Many older dams, especially those associated with abandoned or outdated industrial and navigation facilities are no longer needed. Many of these old dams in the US have simply been abandoned by their owners, when the cost of maintaining an old dam exceeds the receipts from power sales and liability increases.
The Bay of Fundy, (40‘ high), which is the site of the highest tide in the world, is shaped like a horn, which was developed by helical waves over millions of years. It is the same shape found at Anchorage, Alaska (27′ high), because they were created by the same energy of helical waves. The wave of this system causes the water to increase its speed as it is deflected at each turn. The narrowest point of the Inlet at Anchorage, Alaska has mid-channel speeds up to six knots with an average of 3.8 knots that produce amazing tidal power.
A spiraling pipeline allows the transfer of water to travel two to three times faster, abet longer distances: water prefers to travel in a whirlpool fashion rather than a turbulent straight line. We introduce the HUGWater Transfer System.
The PVC pipeline is produced in a braided fashion. The cross section of the HUG pipeline is more efficientbecause of the physics of the vortex.
The manufacturing of the HUG pipeline is extremely efficient: the interwoven pipeline is fed directly into the ocean, while being controlled by both ballasts and buoys on its journey 50 meters below the surface of the ocean.
This invention reduces the need for large dimension water pumps and allows ocean-going fresh water transfers to exceed 500 km, where 80 km is presently the norm, because of the friction created in a straight pipeline.
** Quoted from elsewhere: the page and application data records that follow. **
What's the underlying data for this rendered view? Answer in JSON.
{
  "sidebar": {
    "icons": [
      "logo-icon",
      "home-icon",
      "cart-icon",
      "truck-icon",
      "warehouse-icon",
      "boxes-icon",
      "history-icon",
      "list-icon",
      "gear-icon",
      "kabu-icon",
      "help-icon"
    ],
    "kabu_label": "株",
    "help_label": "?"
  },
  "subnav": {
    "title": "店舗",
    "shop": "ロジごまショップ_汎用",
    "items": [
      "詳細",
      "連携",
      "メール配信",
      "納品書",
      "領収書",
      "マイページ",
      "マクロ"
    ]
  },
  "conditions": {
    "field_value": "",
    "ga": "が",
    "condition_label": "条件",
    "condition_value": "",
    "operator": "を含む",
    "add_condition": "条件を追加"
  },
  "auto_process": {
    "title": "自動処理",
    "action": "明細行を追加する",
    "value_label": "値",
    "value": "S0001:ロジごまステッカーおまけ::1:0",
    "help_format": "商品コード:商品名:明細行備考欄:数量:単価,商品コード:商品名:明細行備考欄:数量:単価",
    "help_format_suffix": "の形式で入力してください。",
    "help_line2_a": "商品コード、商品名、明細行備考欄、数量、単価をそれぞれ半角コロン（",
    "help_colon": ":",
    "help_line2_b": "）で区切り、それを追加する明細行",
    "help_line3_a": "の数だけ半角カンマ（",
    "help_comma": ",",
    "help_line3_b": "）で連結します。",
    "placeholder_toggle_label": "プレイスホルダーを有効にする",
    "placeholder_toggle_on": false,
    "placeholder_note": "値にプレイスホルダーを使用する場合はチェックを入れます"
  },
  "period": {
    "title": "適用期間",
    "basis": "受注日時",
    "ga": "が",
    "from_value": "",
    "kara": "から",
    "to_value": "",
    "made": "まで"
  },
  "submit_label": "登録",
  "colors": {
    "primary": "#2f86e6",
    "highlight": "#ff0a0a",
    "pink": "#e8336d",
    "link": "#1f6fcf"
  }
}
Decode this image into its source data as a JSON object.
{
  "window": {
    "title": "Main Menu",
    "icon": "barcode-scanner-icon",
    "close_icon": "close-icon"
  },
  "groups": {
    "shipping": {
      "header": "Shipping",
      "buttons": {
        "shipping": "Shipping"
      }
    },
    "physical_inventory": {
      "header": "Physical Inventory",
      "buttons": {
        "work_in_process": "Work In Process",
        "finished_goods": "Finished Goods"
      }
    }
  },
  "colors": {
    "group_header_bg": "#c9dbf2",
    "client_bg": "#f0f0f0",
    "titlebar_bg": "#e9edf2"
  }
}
The simple answer is that water never wants to flow in a straight line as in the case of present pipelines. Instead, the molecules of water wants to align itself in a vortex not unlike how the water leaves your bathtub — in a whirlpool configuration. So the new technology simply creates an environment where the water flows in a corkscrew fashion, but at four times the speed and with little or no friction. The actual production of the HUG begins on a pipeline laying ship. Continue reading HUG WATER TRANSFER 2→
The installation of most of very low head sites is technically feasible, but civil works give rise to high costs, resulting to economically enviable projects. To solve this problem, one must design a new machine using a completely different philosophy to equip such sites: the small hydro power system.
The study of current turbines reveals that they were all invented on the basis of a poor understanding of hydrodynamics, and a consequent false premise.
The new damless development of a submerged helical pathway is capable of extracting high energy from low head sites at very low cost because of a physics phenomenon, called repulsion energy, which speeds up the current at the extremity of the curves. This is an exciting breakthrough in green energy; it is modular, relatively easy to install and highly scalable.
The secret is in the natural motion of the water, which is a vortex. Water reduces resistance by curving more and more inwards thereby avoiding the confrontational resistance of straight motion. Nature has no use for the straight line: think of the water that leaves your bathtub; give it a twirl and see what happens.
The threshold velocity required to energize a turbine in fast water is 3.1 m/sec. The vast majority of river/ocean currents in the Canada and United States are slower than 3 m/sec. The HUG taps into a vast new source of clean and renewable energy of water currents as slow as 2 m/sec. previously off limits to conventional turbine technology. Even if the flow is less than 2 m/sec, the HUG introduces the Energy Body to make a difference.